In a weekly Bible study, we have been working through the Gospel of Matthew. We recently studied Matthew 26 and the Garden of Gethsemane...
Originally published in Issue #3 on April 16, 2021
In a weekly Bible study, we have been working through the Gospel of Matthew. We recently studied Matthew 26 and the Garden of Gethsemane. As I studied through, I noticed something I hadn’t put together before: it is perfectly within our rights to question God. In Matthew 26:36-39, we see Jesus question the Father’s plan. He asks, “My Father, if it be possible, let this cup pass from me…”

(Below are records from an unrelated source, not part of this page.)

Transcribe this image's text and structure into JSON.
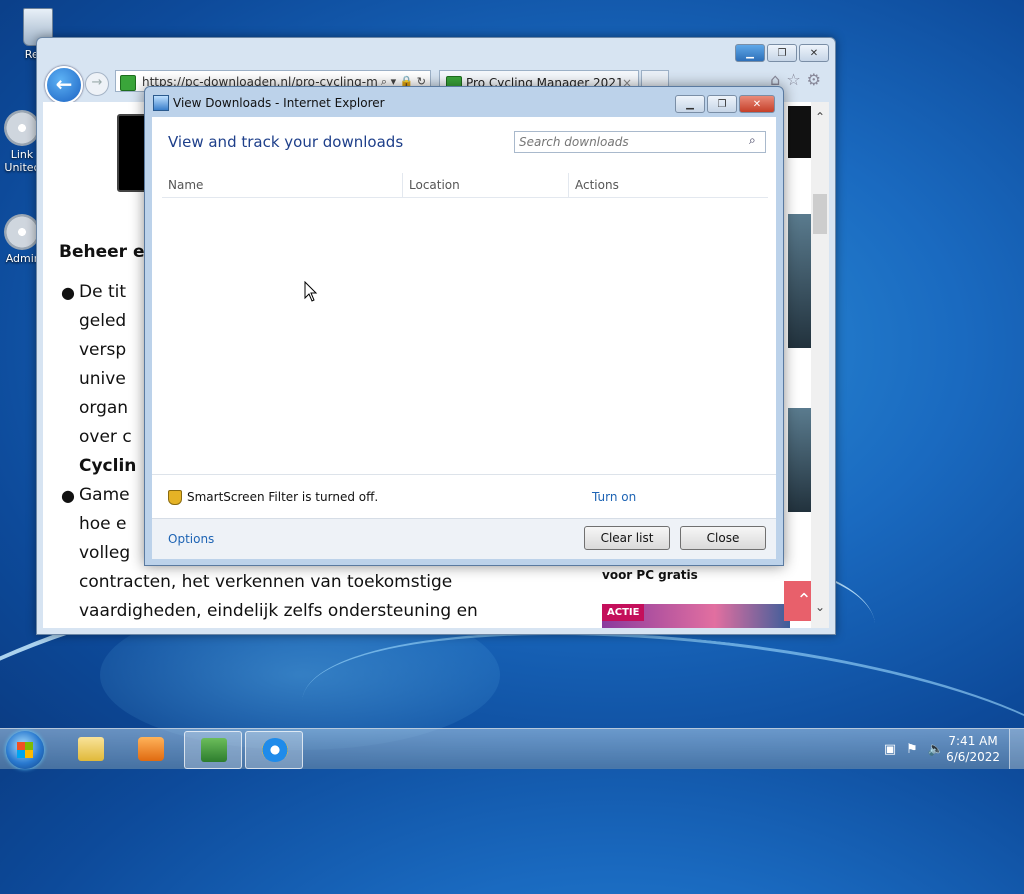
{
  "desktop": {
    "icons": [
      {
        "label": "Recy"
      },
      {
        "label": "Link\nUnitec"
      },
      {
        "label": "Admir"
      }
    ]
  },
  "browser": {
    "address": "https://pc-downloaden.nl/pro-cycling-m",
    "tab_title": "Pro Cycling Manager 2021",
    "tab_close": "×",
    "page": {
      "heading": "Beheer en",
      "bullet1_lines": [
        "De tit",
        "geled",
        "versp",
        "unive",
        "organ",
        "over c"
      ],
      "bullet1_bold": "Cyclin",
      "bullet2_lines": [
        "Game",
        "hoe e",
        "volleg",
        "contracten, het verkennen van toekomstige",
        "vaardigheden, eindelijk zelfs ondersteuning en"
      ],
      "side_caption": "voor PC gratis",
      "actie_label": "ACTIE"
    }
  },
  "dialog": {
    "title": "View Downloads - Internet Explorer",
    "heading": "View and track your downloads",
    "search_placeholder": "Search downloads",
    "columns": [
      "Name",
      "Location",
      "Actions"
    ],
    "smartscreen_text": "SmartScreen Filter is turned off.",
    "turn_on": "Turn on",
    "options": "Options",
    "clear_list": "Clear list",
    "close": "Close"
  },
  "taskbar": {
    "time": "7:41 AM",
    "date": "6/6/2022"
  }
}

This is not the first time we’ve seen humans question the plans of God. In Genesis 18:22-33, Abraham asks God to spare the city of Sodom so that his nephew Lot and Lot’s family would not be caught up in the city’s destruction. The conversation starts like this:
Then Abraham drew near and said, “Will you indeed sweep away the righteous with the wicked? Suppose there are fifty righteous within the city. Will you then sweep away the place and not spare it for the fifty righteous who are in it? Far be it from you to do such a thing, to put the righteous to death with the wicked, so that the righteous fare as the wicked! Far be that from you! Shall not the Judge of all the earth do what is just?” And the LORD said, “If I find at Sodom fifty righteous in the city, I will spare the whole place for their sake. (vv. 23-26)
Most of us know the story. Abraham “bargains” with God until God agrees that if he finds even ten righteous people in the whole city, he will not destroy it.
One more. In Exodus, Moses returns from Mount Sinai after meeting with God to bring his people God’s commandments. He finds that the Israelites built a golden cow to worship. Both Moses and God are enraged at this, and God tells Moses that he will destroy the Israelite people and build a new covenant people through Moses (Exodus 32:11-14). Moses says:
Why should the Egyptians say, ‘With evil intent did he bring them out, to kill them in the mountains and to consume them from the face of the earth’? Turn from your burning anger and relent from this disaster against your people. Remember Abraham, Isaac, and Israel, your servants, to whom you swore by your own self, and said to them, I will multiply your offspring as the stars of heaven, and all this land that I have promised I will give to your offspring, and they shall inherit it forever.’” And the LORD relented from the disaster that he had spoken of bringing on his people. (vv. 12-14)
“Can God change his mind?” This question has been asked for millennia. But the scriptures witness that God is perfect, and perfectly knows all things, including our hearts and the future (Job 37:16, 1 John 3:20, Matthew 6:8, etc.). I believe that in these Old Testament passages, God is inviting his people to participate with him in working out their lives and rule of the world. He knows what the humans will freely say and how he will respond, but that act of free participation and relationship is important for God and us.
So is it a sin to question God? No! Here we have three clear examples of “heroes of the faith” who questioned God. Two of them resulted in a different outcome than if they had not asked, and one (Jesus) resulted in a “no” from God. What is a sin is to reject God’s answer. If our perfectly good God chooses not to change course, his ways are better than ours. Question God and ask for change, but submit to his answer. After all, the entire prayer from Jesus was this: “My Father, if it be possible, let this cup pass from me; nevertheless, not as I will, but as you will.” We must be prepared to make the same prayer.